Episode 211 - Heather Linchenko, Helping Us Hack Math
I was born and raised here in East Idaho as one of ten children, growing up on a farm. As a student at BYU, I had the opportunity of working part-time for Stephen R. Covey and then full-time as his administrative assistant for several years. I typed and edited his Seven Habits book with him from beginning to end, so was especially thrilled to see this book become so helpful to so many people around the world. I served as an LDS missionary in Belgium and France. I later worked as administrative assistant to Douglas T. Snarr, also a motivational speaker and author (who spoke in a circuit with Paul Harvey, Zig Zeiglar, and others) and was also featured as the lead story in the book, Mormon Fortune Builders. These two "mentors extraordinaire", through their intense love of learning, knowledge, passion for sharing and their example in living the principles they taught, planted me firmly on the path of life-long learning; I wanted to become just like them.

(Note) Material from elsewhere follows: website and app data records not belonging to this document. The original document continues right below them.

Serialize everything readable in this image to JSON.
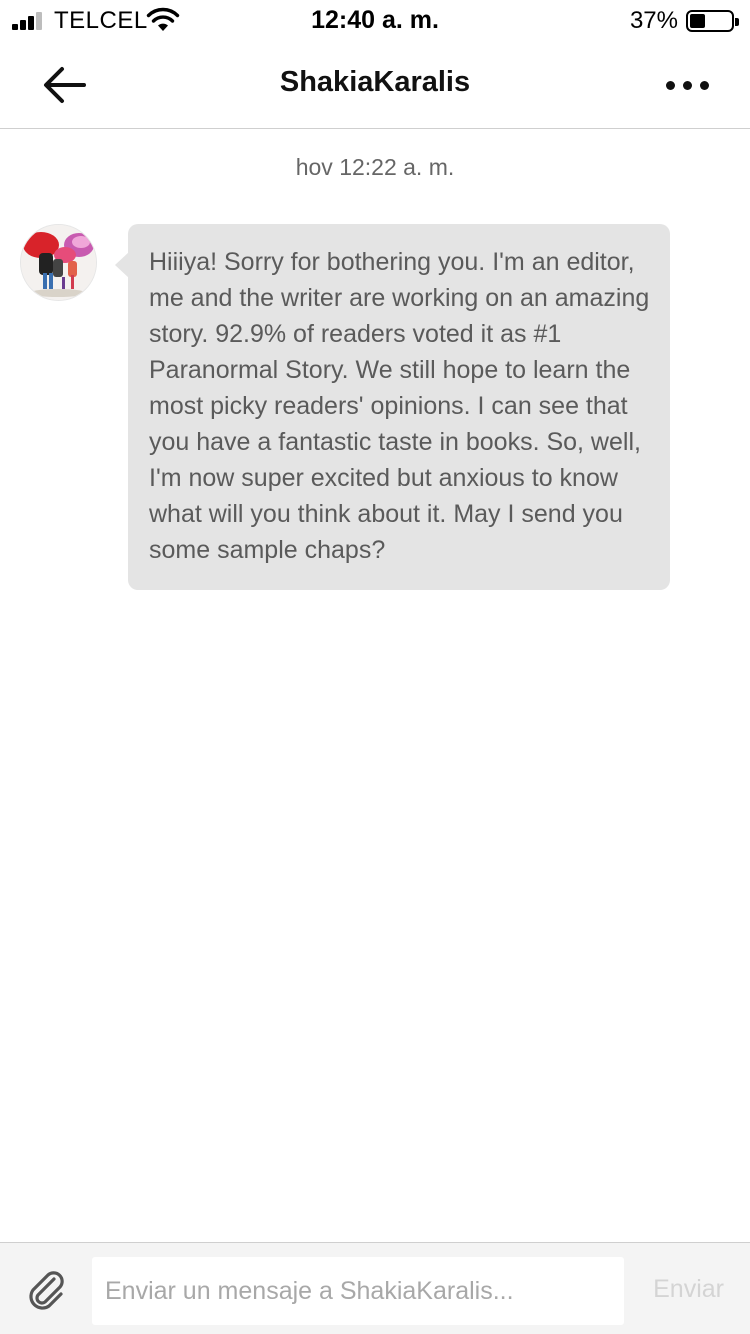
{
  "status_bar": {
    "carrier": "TELCEL",
    "time": "12:40 a. m.",
    "battery_percent": "37%",
    "battery_level": 0.37
  },
  "header": {
    "back_icon": "arrow-left-icon",
    "title": "ShakiaKaralis",
    "more_icon": "more-horizontal-icon"
  },
  "conversation": {
    "timestamp": "hov 12:22 a. m.",
    "messages": [
      {
        "sender": "ShakiaKaralis",
        "text": "Hiiiya! Sorry for bothering you. I'm an editor, me and the writer are working on an amazing story. 92.9% of readers voted it as #1 Paranormal Story. We still hope to learn the most picky readers' opinions. I can see that you have a fantastic taste in books. So, well, I'm now super excited but anxious to know what will you think about it. May I send you some sample chaps?"
      }
    ]
  },
  "composer": {
    "attach_icon": "paperclip-icon",
    "placeholder": "Enviar un mensaje a ShakiaKaralis...",
    "value": "",
    "send_label": "Enviar"
  },
  "colors": {
    "bubble_bg": "#e4e4e4",
    "bubble_text": "#5a5a5a",
    "composer_bg": "#f4f4f4",
    "send_disabled": "#d4d4d4"
  }
}
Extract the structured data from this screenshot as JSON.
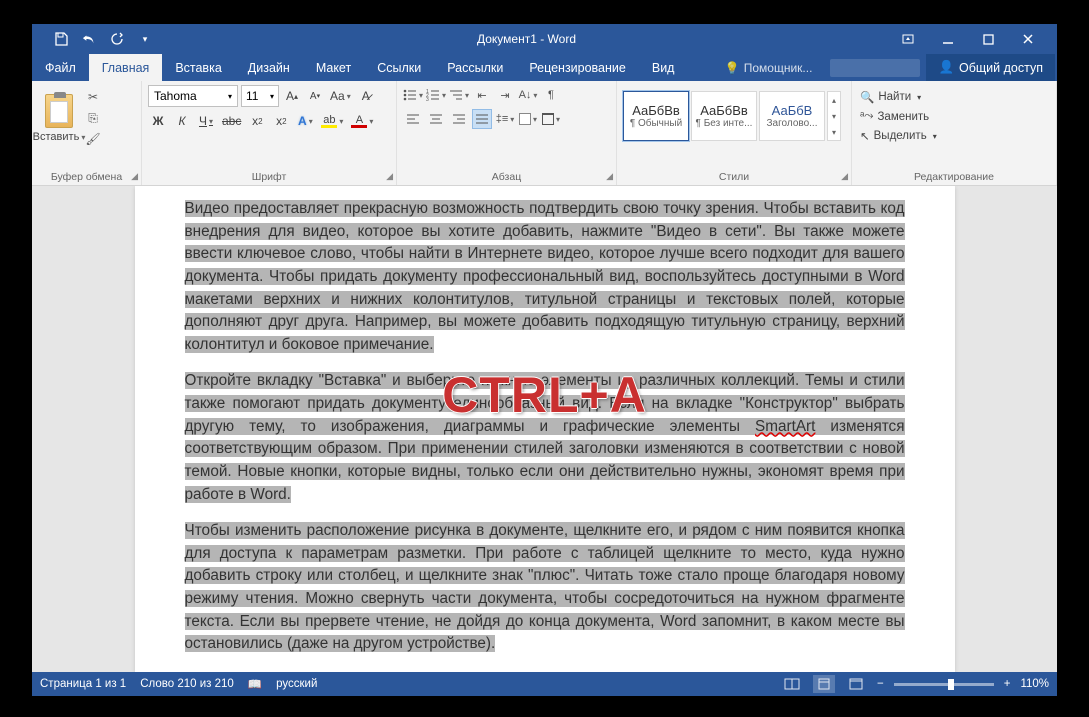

I married a man born and raised in Russia and discovered from seeing his education how woefully inadequate mine had been. Though I had been an "honor student" through most all of my years in school, I discovered that while I happened to be good at the "system," I did not come out feeling very educated. While living in Kazakstan with my husband's work, and finding the English-speaking schools to be out-of-this-world expensive, of necessity I started homeschooling our five children. What surprised me was how much I enjoyed it and how much more fulfilled it made me feel as a mother. Over the years I have enjoyed the leeway homeschooling gave me to break with tradition and societal norms and experiment with new teaching methods and ideas. Through much trial and error, I have picked up some unique philosophies about education (and parenting) along the way that I have found to be very effective, and much easier on both teacher and student. These new ideas, along with lots of experimenting--and some mind-blowing success in the classroom--led to the creation of a system for teaching multiplication (before addition, ideally) that we call MathHacked. I hope it will become a factor in shifting current educational paradigms. I do see a new day in education dawning and I am excited to be a part of it!